Records for this exercise:
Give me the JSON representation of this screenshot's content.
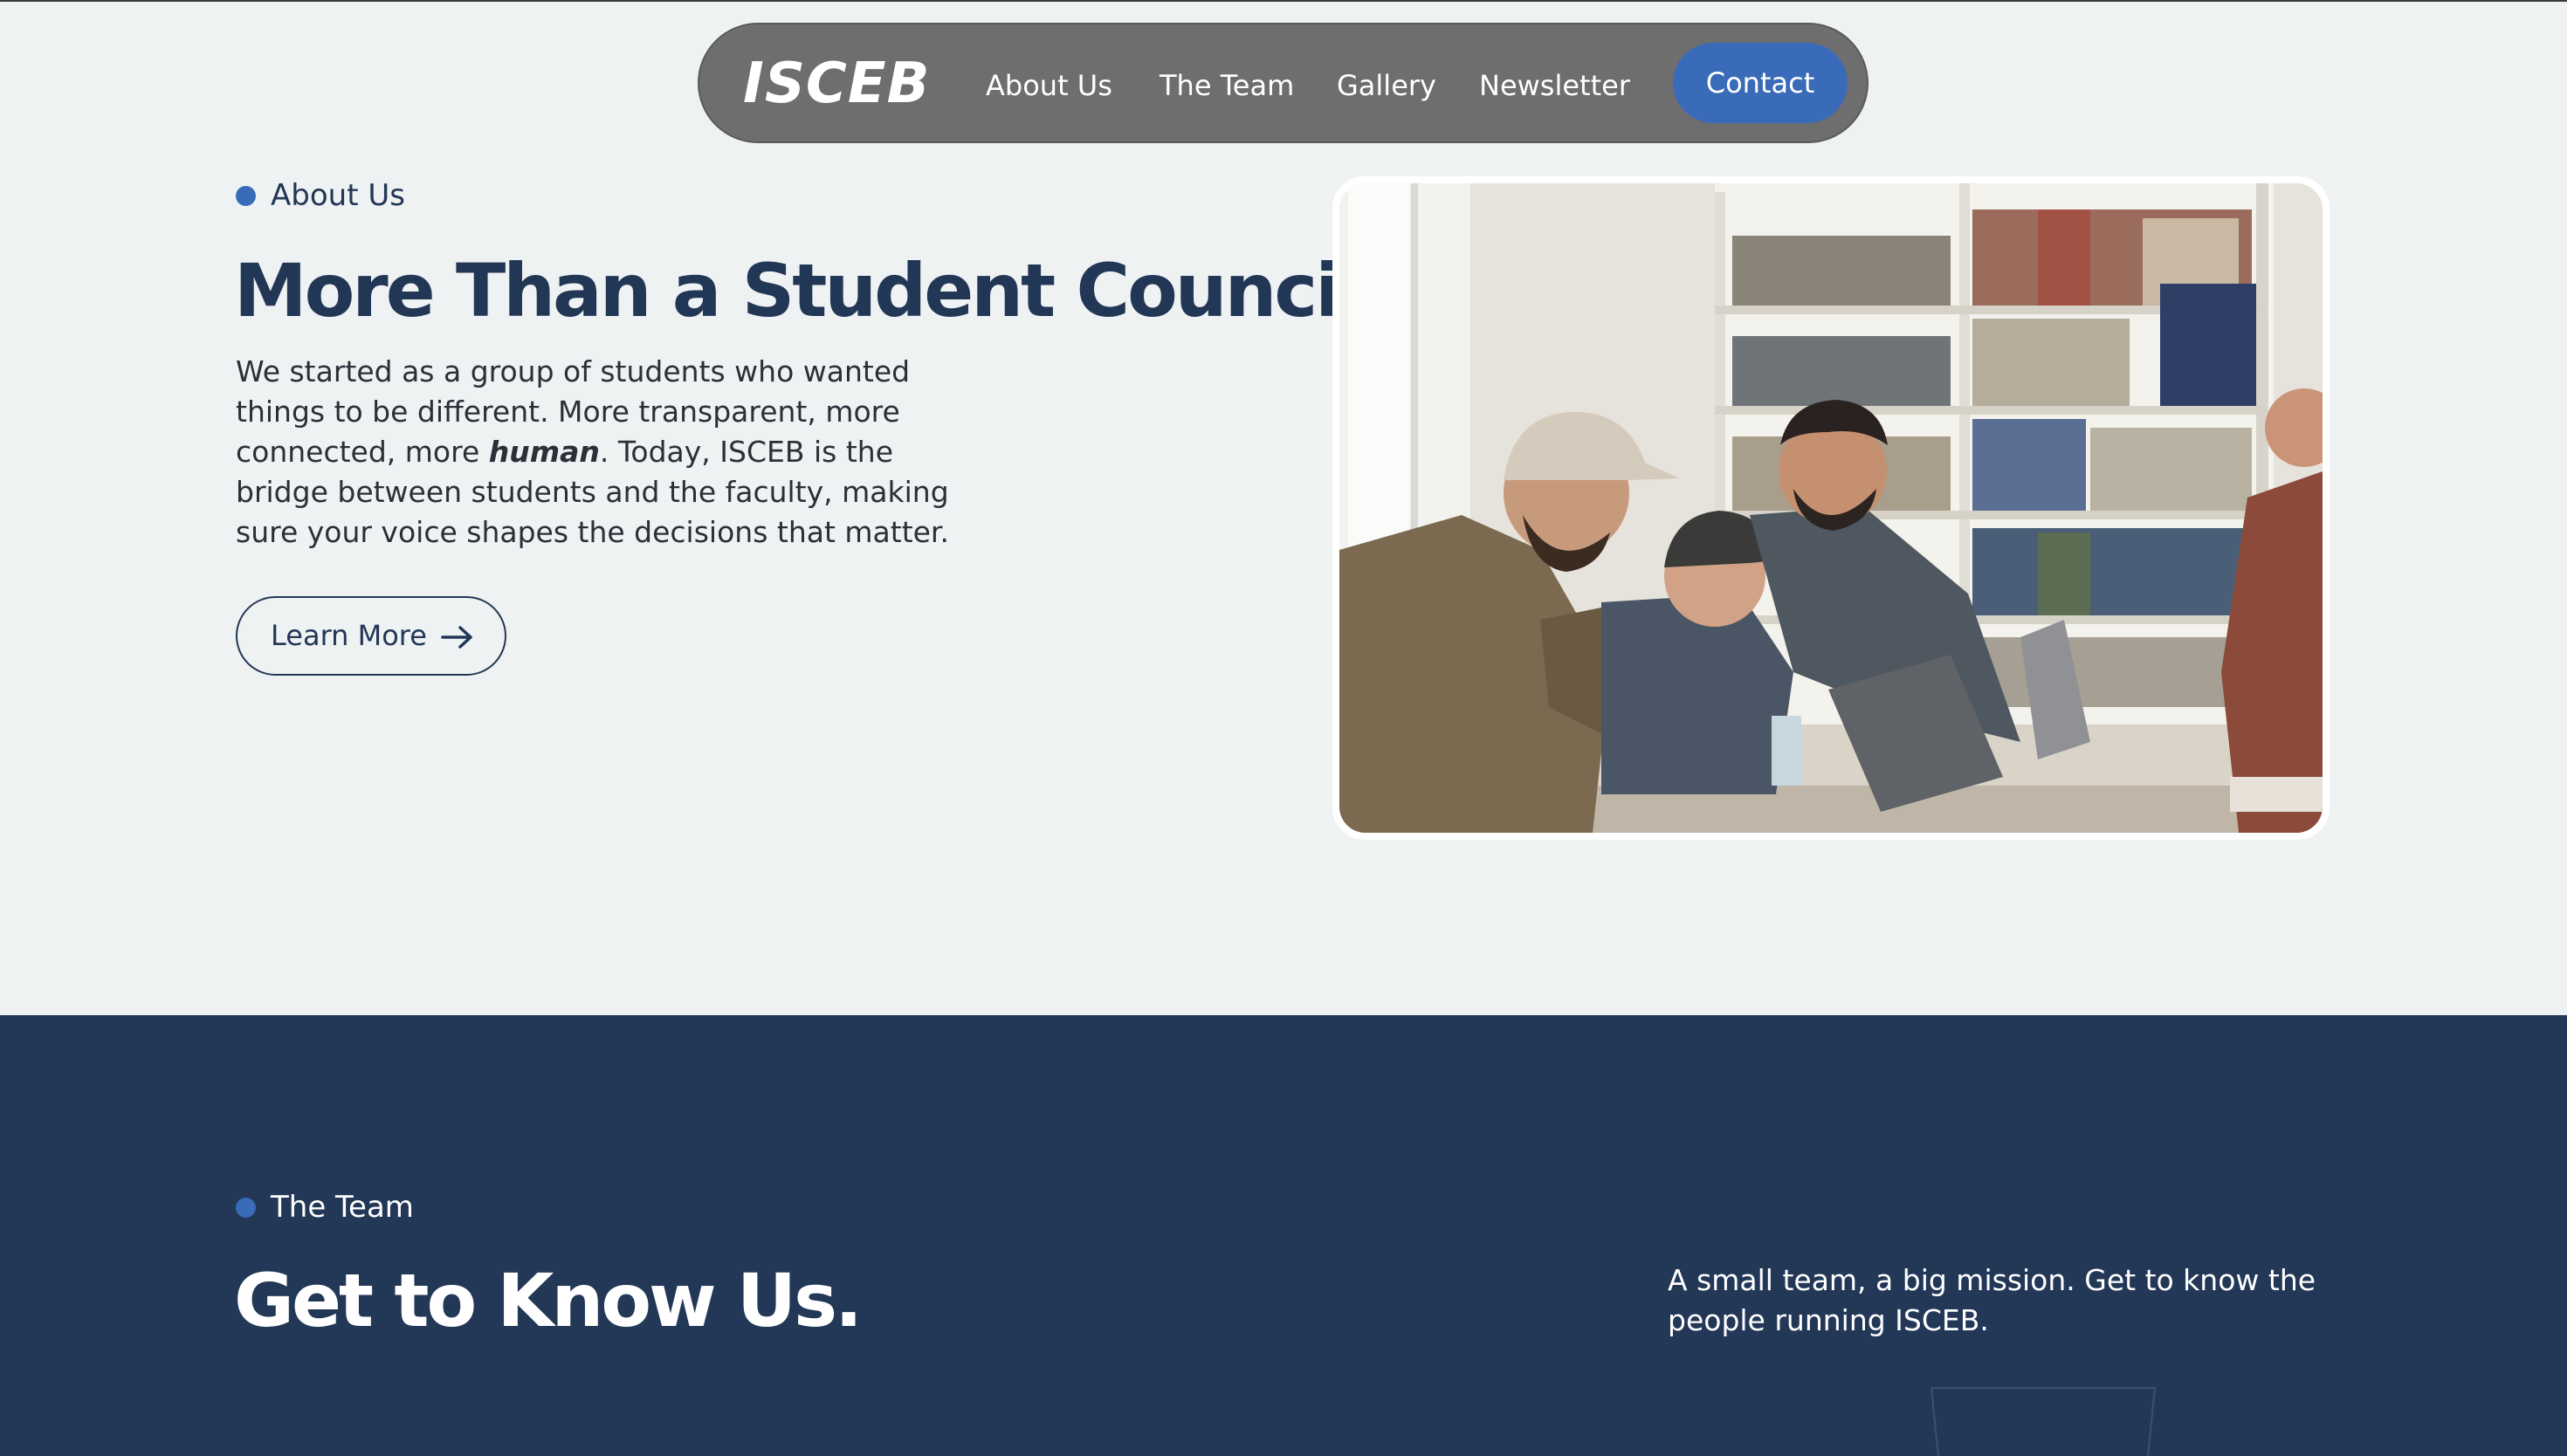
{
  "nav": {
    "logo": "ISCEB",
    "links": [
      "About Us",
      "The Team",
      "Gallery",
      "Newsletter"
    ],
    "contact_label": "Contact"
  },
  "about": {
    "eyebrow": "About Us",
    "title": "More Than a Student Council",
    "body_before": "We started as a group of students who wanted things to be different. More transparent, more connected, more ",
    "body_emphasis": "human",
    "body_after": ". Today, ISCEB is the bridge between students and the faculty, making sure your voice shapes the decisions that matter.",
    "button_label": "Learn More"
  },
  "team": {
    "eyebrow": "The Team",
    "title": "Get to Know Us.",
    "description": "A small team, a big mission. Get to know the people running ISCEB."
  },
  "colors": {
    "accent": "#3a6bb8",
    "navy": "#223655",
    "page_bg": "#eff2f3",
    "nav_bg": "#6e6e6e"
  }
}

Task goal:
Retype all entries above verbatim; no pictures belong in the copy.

Worked solution:
Give me the JSON representation of this screenshot's content.
{
  "nav": {
    "logo": "ISCEB",
    "links": [
      "About Us",
      "The Team",
      "Gallery",
      "Newsletter"
    ],
    "contact_label": "Contact"
  },
  "about": {
    "eyebrow": "About Us",
    "title": "More Than a Student Council",
    "body_before": "We started as a group of students who wanted things to be different. More transparent, more connected, more ",
    "body_emphasis": "human",
    "body_after": ". Today, ISCEB is the bridge between students and the faculty, making sure your voice shapes the decisions that matter.",
    "button_label": "Learn More"
  },
  "team": {
    "eyebrow": "The Team",
    "title": "Get to Know Us.",
    "description": "A small team, a big mission. Get to know the people running ISCEB."
  },
  "colors": {
    "accent": "#3a6bb8",
    "navy": "#223655",
    "page_bg": "#eff2f3",
    "nav_bg": "#6e6e6e"
  }
}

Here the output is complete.